Here’s the challenge: there’s only so much money, and there are a lot of capabilities that seem necessary, but the underlying assumption is that whatever is built will be great. Excellence is always assumed. But excellence isn’t automatic and free. What is excellence for our particular product, and to what degree must it be achieved? This conversation, in my experience, doesn’t usually happen in a clear and explicit way.
No one wants to build broken or unusable software. A good team will never build a shoddy product, but usability is a continuum. A great team working to a tight budget will still produce satisfying software, but teams under pressure will default to a utilitarian design, working with tried-and-true patterns rather than pushing the envelope. Product and project managers feel the budget burn or time pressure, and teams can naturally fall into a pattern of pushing out features as quickly as possible to fill out the matrix.
But this mode of working isn’t necessarily best. Some products can be spartan in their interaction and personality, but others must win over customers and engender passion to be a success. Some can be plain when efficiency is paramount. Others must be intuitive and a joy to use. The number of features may matter less than building an emotional connection with the user, satisfying and delighting them.
Marketers have long considered the emotional response and associations between people and a product; it’s a core part of branding. A brand is an identifiable product or provider and the experiences and associations people have with it. The emotions invoked and associations with a brand are collectively referred to as brand image.
Whether it’s intentional or not, every piece of software has a brand, arising from the users’ experiences. Great software can earn its place as an indispensable tool or something people love.
As software makers, we directly impact the brand image of our product. What a product does and how easy it is to use is a big part of it, but we can achieve more nuanced results as well. We can craft something beautiful, surprising, elegant, professional, or reliable. We can invent interactions that delight users and make software fun to use. We can do these things, but too often we miss opportunities because “joy” isn’t easy to manage within a project.
An Agile Approach
So how do we prioritize an emotional connection in an Agile project? Here’s one possible strategy:
Set a Target
Start by having a conversation as a team about the nature of the relationship between the software and various personas and what brand attributes should be projected. What emotions and associations do we want them to have? How important is that reaction success of the product? If success depends on turning users into advocates and generating word-of-mouth buzz, then the answer is probably “very”. If users captive and budget extremely tight, then maybe not so much.

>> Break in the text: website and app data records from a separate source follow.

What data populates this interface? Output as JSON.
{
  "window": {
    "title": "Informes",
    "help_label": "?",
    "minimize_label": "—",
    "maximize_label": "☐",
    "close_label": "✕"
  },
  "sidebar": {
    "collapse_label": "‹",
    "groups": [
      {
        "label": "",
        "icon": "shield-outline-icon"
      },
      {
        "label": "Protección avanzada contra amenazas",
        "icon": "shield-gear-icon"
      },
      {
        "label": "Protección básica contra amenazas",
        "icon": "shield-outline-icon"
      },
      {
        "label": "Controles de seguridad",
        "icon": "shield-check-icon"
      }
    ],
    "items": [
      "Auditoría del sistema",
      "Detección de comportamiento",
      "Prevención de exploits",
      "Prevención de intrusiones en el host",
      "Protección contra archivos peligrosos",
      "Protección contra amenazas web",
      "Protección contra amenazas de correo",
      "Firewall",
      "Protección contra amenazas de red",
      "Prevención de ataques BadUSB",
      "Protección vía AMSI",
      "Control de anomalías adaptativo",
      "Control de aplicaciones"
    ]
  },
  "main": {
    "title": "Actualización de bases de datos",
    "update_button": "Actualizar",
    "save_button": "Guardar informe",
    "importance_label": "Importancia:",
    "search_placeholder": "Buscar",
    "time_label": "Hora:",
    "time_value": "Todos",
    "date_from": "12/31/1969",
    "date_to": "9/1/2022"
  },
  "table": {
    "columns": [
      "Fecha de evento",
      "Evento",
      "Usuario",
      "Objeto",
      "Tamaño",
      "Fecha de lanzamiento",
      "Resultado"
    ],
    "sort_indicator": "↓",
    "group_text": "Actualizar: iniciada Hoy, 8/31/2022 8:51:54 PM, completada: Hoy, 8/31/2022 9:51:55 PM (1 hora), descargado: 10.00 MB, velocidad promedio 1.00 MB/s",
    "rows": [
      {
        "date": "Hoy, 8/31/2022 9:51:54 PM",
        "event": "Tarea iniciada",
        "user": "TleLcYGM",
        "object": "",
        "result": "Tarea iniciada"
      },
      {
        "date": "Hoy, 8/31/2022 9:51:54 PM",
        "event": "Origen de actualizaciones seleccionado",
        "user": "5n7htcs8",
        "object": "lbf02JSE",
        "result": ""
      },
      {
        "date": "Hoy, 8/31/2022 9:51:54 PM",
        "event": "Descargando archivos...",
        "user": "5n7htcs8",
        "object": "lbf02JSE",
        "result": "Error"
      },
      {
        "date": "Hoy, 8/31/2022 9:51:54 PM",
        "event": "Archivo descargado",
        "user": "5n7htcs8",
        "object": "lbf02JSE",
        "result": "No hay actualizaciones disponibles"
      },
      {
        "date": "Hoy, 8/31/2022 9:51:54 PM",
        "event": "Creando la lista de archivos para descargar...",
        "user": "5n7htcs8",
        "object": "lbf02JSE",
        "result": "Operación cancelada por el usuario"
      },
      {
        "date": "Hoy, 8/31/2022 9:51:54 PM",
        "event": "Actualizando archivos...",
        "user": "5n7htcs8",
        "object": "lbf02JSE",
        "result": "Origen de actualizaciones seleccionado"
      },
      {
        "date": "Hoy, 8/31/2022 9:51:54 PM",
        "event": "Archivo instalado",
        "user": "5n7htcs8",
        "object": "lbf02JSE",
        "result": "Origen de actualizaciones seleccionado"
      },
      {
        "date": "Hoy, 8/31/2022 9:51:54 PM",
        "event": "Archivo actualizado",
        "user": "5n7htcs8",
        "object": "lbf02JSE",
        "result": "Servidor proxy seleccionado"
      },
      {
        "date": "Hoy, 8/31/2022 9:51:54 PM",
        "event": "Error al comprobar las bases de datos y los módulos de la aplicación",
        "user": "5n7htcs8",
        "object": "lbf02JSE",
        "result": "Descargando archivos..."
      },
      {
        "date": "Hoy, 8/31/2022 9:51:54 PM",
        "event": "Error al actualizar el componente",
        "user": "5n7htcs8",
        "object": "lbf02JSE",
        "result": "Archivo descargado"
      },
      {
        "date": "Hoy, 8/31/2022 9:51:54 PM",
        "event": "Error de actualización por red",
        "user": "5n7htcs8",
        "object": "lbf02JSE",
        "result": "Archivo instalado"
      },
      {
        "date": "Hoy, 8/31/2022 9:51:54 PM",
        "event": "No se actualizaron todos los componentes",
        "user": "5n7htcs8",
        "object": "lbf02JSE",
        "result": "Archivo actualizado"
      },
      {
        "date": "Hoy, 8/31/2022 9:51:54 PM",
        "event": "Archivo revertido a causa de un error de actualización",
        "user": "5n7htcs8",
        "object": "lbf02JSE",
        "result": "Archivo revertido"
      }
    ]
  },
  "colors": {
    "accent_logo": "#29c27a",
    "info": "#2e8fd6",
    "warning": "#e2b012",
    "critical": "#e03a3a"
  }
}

Aim Your Tasks
Use this shared understanding as the basis for discussion and consideration of feature design and prioritization. Consider potential new features and enhancements with respect to how they affect three attributes of the product:
- Capability – What users can do with a piece of software. New features and options add to the capability of the software, facilitating the achievement of more goals.
- Usability – How easy it is for users to accomplish their goal. This aspect encompasses many things, such as simplicity, familiarity, and ease.
- Brand image – The extent to which the software projects desired “personality” (e.g. premium, secure, friendly, innovative) and evokes an intended emotional response (fun, joy).
These factors are interconnected, not independent. Adding features increases capability, but may either strengthen or weaken usability and brand image. Rethinking an interface for accomplishing a task may increase usability and enhance the brand image, but may not have any impact on capability. A great solution to a design challenge will enhance all three.
Based on the goals for and need of the product, identify where effort might fruitfully be spent enhancing usability or brand image or both. Then prioritize these enhancements against secondary features that might be added. Where usability or brand image are key factors of success or otherwise align with business goals, enhancements in these areas should be prioritized and balanced against the completeness gained by adding secondary features.
A team with a shared understanding of business goals and vocabulary for considering usability and brand image in relation to completeness and prioritizing them appropriately is best suited to building the right product, instead of merely the most feature-complete product. I hope that by putting these ideas into practice, my future teams will be better-equipped to make the right trade-offs for users and better achieve business goals.